━━━━━ RECORD SET

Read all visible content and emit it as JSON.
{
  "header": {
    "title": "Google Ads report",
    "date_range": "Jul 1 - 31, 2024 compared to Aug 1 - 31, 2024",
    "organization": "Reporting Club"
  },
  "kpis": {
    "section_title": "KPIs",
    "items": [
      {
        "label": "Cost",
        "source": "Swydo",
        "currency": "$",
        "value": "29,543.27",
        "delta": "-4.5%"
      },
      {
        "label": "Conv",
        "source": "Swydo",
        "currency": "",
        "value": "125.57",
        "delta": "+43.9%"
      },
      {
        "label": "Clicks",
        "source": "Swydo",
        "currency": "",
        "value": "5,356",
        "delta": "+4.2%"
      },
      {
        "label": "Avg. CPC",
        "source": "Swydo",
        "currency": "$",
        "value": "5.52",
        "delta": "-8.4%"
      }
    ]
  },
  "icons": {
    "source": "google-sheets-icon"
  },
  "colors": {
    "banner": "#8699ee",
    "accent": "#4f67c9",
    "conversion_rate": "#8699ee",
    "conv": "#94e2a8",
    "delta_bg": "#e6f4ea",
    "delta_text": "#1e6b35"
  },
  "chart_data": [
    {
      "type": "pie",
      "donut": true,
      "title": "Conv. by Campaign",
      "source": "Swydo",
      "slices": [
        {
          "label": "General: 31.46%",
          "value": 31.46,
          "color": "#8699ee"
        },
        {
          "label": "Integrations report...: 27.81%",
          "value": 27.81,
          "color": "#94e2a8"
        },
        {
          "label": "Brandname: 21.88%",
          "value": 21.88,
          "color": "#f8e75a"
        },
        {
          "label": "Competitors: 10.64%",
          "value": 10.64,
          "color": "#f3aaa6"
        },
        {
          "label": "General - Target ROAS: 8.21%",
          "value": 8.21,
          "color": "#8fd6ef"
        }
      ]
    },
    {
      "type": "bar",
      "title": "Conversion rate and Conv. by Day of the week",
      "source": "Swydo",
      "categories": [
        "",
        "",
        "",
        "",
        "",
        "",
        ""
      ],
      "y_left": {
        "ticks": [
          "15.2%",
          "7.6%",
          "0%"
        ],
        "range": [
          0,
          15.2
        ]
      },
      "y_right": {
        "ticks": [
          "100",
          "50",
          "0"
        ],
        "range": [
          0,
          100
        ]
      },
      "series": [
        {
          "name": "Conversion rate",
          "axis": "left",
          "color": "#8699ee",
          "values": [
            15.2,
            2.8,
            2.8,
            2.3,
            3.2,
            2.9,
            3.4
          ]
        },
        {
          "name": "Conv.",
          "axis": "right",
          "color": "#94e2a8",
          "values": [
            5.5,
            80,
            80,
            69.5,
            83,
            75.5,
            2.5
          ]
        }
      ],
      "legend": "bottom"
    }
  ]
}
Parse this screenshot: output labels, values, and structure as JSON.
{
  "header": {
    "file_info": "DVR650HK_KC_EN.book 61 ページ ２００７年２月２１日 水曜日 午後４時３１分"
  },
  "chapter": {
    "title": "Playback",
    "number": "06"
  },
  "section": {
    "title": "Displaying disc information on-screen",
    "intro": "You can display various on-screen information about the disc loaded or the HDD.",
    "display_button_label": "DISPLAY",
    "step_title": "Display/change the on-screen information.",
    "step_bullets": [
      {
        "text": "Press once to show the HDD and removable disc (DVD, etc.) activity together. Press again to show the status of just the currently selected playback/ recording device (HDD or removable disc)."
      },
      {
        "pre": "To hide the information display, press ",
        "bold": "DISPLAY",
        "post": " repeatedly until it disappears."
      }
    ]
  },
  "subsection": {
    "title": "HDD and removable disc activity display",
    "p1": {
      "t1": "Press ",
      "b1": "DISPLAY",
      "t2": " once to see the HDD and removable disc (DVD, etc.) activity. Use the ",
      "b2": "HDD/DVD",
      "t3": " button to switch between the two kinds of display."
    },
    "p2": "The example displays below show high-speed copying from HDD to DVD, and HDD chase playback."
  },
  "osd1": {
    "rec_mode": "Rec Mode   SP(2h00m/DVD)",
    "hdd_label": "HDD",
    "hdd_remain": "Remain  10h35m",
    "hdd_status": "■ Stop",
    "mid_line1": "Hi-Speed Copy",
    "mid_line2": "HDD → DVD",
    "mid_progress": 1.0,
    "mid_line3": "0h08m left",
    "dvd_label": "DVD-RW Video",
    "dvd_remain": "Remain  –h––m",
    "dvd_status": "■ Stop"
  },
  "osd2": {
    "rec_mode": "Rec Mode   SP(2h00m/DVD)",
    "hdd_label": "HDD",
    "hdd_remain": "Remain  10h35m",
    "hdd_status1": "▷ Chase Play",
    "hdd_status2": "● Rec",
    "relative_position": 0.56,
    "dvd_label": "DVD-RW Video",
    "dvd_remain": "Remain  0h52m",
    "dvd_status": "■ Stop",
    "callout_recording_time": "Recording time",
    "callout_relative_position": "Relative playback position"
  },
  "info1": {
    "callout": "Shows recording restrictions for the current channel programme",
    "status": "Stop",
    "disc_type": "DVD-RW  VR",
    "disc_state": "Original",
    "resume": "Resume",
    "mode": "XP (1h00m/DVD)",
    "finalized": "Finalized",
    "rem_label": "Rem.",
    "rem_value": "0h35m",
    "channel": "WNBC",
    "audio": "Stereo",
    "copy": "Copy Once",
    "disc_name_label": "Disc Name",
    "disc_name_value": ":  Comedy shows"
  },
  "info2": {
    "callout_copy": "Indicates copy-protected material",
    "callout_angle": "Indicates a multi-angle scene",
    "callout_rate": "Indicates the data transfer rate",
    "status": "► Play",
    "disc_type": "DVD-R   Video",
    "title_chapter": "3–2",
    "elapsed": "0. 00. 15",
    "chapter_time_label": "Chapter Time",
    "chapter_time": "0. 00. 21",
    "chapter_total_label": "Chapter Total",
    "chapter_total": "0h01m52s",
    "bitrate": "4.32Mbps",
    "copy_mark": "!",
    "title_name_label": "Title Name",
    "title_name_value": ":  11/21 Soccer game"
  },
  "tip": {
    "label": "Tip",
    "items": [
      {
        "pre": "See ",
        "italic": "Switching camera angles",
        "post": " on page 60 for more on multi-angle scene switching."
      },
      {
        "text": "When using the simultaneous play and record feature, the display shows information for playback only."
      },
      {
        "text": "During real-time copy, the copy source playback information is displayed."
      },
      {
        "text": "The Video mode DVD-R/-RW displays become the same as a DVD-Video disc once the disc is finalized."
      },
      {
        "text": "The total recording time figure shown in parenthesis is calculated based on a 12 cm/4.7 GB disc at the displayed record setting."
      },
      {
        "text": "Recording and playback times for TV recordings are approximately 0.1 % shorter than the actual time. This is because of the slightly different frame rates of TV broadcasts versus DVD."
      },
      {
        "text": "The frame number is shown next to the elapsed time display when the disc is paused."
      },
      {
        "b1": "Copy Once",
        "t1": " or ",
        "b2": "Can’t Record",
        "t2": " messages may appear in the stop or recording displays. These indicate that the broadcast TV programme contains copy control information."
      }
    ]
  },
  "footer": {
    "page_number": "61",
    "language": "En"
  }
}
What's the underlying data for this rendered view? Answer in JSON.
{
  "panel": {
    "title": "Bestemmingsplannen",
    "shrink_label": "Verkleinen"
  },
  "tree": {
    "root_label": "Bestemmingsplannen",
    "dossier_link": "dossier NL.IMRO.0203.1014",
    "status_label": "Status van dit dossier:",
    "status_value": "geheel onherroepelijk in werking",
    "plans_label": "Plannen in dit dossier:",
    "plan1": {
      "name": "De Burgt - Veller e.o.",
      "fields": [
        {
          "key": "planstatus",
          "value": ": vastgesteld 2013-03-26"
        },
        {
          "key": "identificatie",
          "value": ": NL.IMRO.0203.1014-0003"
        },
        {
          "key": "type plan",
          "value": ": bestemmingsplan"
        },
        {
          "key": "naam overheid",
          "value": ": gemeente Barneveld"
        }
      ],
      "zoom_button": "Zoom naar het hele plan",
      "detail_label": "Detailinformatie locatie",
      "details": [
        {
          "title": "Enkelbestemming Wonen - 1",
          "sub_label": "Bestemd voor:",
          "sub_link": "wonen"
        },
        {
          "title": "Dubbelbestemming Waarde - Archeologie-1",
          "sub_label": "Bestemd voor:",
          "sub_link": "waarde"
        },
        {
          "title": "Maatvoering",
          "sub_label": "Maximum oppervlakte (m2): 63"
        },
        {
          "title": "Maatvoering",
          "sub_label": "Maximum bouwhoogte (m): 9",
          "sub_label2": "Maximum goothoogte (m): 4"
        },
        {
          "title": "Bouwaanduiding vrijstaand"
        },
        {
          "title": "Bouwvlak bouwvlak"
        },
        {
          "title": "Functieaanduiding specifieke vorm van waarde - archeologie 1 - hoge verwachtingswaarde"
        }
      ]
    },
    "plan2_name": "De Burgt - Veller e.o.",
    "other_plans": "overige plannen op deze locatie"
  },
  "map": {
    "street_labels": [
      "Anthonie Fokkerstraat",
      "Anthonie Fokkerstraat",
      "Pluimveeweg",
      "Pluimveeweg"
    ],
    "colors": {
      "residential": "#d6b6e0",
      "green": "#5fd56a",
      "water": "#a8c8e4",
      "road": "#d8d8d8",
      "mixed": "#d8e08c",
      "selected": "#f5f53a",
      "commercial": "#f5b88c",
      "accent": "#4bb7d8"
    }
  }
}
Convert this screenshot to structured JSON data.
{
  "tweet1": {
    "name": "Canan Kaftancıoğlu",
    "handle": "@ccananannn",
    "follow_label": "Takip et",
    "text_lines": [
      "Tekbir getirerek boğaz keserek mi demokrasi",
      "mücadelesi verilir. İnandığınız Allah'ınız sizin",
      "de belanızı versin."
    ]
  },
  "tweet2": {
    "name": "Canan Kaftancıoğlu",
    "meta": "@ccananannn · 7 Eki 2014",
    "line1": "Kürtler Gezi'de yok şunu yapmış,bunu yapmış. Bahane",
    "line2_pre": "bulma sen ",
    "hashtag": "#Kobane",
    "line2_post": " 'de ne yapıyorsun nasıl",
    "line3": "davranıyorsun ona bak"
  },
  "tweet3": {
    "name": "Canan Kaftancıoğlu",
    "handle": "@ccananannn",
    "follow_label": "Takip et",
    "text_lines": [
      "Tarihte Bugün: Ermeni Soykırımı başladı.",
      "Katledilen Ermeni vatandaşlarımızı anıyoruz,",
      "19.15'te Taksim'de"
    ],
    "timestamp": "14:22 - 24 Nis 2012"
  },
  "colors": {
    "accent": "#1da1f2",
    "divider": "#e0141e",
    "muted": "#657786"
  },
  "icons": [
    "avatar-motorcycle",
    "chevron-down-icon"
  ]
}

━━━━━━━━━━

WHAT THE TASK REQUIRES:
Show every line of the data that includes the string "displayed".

COMPLETED TASK:
        "text": "During real-time copy, the copy source playback information is displayed."
        "text": "The total recording time figure shown in parenthesis is calculated based on a 12 cm/4.7 GB disc at the displayed record setting."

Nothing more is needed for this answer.